The aging group (myself, Karen Parker, and Stephanie Jemielity) working with Laurent Keller are interested in exploiting the great differences among the life-spans of social insects to study senescence. Traditional model systems do not accurately reflect the diversity of life histories due to the laboratory requirement of short generation times. Thus, the inability of these systems to fully explain life history trade-offs at the molecular level (fecundity versus longevity, reproduction versus somatic repair and maintenance) may be due to lack of relevant variation in laboratory and extant model species populations. We are overcoming this limitation by using a non-model system with great, naturally occurring variation in life span. Queens, males, and workers of the ant Lasius niger vary in orders of magnitude in their life-spans with queens living up to 28 years, workers 1-2 years, and males only months. This provides an ideal, and sometimes challenging system, to explore how natural selection has effected lifespan at the proximate level over evolutionary time.

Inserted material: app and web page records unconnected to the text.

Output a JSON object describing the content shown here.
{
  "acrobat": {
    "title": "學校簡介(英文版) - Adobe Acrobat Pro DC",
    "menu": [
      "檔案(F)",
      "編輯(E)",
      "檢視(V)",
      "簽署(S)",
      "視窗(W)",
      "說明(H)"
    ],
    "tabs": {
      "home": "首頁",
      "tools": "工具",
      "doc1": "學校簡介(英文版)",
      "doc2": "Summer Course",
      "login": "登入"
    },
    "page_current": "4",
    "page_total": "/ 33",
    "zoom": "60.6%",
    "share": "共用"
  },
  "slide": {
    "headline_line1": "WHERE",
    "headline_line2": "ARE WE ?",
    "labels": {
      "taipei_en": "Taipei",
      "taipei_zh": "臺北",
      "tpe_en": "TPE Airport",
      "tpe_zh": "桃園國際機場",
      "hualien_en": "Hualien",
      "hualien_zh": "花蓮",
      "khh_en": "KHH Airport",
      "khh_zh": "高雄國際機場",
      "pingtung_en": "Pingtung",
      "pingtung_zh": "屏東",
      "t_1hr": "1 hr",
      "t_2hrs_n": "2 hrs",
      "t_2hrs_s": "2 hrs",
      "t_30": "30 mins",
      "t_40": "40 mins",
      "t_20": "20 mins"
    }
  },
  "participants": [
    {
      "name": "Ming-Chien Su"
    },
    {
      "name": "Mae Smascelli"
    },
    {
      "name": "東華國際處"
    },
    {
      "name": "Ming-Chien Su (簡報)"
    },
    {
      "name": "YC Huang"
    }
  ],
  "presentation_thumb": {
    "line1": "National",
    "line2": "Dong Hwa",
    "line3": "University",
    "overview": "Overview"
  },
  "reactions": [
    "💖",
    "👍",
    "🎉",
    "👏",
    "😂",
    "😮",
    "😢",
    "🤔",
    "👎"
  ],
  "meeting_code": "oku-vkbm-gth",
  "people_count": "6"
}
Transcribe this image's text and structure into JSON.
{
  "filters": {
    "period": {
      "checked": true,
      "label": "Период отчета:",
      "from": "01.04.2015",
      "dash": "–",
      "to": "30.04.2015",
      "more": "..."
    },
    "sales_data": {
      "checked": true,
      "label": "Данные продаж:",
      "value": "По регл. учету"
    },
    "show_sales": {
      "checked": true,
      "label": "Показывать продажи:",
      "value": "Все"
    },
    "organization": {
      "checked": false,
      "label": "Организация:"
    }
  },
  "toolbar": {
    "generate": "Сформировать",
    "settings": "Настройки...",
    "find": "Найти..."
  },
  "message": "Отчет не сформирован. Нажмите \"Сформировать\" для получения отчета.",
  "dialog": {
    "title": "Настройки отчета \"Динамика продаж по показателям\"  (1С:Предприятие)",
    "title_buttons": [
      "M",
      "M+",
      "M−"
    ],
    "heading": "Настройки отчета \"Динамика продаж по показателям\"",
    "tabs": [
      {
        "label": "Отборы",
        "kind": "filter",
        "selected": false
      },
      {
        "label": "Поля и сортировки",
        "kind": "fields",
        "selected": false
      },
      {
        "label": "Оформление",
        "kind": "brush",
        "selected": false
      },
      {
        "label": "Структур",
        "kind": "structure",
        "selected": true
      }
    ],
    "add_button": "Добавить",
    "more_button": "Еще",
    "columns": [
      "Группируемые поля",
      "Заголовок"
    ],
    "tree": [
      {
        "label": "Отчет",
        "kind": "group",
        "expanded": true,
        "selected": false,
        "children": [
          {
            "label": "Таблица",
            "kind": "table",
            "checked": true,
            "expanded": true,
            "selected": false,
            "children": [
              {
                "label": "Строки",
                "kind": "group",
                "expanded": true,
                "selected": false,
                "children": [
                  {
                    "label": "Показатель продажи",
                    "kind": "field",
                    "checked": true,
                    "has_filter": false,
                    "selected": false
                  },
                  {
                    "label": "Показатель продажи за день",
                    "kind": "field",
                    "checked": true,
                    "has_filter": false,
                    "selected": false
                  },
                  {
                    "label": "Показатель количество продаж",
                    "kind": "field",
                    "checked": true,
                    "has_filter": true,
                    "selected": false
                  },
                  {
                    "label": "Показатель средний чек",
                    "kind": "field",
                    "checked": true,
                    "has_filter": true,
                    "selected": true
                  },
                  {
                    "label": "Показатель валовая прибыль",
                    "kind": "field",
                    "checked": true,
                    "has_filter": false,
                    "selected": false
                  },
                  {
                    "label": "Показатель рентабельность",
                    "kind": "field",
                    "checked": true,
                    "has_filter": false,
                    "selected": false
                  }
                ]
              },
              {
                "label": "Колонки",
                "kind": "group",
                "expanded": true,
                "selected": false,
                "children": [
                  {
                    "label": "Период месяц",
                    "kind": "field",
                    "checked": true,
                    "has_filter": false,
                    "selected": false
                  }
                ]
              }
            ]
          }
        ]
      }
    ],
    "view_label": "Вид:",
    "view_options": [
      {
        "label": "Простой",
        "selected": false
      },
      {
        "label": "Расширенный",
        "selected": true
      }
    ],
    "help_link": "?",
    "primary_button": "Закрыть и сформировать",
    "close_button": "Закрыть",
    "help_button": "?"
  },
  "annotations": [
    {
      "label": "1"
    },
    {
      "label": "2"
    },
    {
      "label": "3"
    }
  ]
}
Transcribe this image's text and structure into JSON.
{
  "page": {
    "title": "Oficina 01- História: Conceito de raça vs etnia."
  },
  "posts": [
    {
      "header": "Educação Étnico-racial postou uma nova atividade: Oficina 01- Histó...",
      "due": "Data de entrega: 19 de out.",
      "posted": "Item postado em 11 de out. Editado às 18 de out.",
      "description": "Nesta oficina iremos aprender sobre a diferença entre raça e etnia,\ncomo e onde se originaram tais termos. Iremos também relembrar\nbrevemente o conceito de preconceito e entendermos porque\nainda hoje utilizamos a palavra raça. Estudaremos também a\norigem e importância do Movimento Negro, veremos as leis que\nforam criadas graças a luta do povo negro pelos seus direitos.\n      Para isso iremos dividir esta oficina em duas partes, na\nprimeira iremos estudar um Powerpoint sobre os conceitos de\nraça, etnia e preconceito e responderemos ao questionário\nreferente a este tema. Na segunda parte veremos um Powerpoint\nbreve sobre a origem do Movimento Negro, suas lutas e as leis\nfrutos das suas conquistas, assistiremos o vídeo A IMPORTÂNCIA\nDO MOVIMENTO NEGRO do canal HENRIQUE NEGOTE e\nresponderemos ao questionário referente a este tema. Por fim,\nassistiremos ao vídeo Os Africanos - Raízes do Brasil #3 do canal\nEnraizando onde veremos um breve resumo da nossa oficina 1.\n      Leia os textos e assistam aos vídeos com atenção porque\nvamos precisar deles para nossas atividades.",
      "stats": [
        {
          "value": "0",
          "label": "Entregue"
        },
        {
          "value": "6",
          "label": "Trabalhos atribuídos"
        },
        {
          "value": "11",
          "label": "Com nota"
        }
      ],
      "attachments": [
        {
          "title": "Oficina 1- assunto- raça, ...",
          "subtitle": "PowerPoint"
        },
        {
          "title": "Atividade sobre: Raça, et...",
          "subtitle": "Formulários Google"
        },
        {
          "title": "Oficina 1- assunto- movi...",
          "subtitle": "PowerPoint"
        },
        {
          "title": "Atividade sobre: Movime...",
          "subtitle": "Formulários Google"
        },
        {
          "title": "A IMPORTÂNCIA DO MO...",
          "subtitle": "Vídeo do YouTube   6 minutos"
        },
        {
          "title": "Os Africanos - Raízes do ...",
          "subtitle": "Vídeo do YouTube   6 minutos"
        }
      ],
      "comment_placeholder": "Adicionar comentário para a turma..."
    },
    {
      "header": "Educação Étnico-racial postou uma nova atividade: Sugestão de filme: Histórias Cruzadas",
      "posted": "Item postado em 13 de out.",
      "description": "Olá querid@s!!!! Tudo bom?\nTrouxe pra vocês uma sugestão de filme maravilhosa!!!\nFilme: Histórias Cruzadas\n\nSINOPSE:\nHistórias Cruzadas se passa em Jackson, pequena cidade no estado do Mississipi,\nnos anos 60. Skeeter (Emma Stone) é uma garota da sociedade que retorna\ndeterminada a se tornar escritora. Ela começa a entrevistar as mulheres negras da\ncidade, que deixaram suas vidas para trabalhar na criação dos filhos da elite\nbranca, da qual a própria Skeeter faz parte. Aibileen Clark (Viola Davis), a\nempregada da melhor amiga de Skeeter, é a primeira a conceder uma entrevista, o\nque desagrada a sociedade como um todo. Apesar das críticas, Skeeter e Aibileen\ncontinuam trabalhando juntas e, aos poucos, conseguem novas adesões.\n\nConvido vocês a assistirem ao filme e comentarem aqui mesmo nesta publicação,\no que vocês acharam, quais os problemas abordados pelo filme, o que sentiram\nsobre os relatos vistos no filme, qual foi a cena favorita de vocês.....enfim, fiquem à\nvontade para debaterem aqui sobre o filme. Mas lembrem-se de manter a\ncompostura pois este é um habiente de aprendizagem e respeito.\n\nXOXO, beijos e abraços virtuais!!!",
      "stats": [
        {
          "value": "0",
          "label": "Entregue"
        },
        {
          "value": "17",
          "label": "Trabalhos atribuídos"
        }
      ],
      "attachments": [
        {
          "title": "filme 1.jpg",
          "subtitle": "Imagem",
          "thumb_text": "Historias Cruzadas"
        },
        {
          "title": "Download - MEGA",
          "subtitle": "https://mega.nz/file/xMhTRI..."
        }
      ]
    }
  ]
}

The current focus is testing the free radical theory of aging. We have taken two approaches; 1) testing candidate genes like the superoxide dismutases and 2) using genomic techniques for a broader screen. We are cloning candidate genes, characterizing them by Northern blots, Real-Time PCR and in situ hybridization (histology done by Helene Niculita). We are also using a combination of differential display and an in house microarray chip to screen for novel genes and pathways that may be important. I also have a great interested in population genetics, molecular phylogenetics and the evolution of complex systems.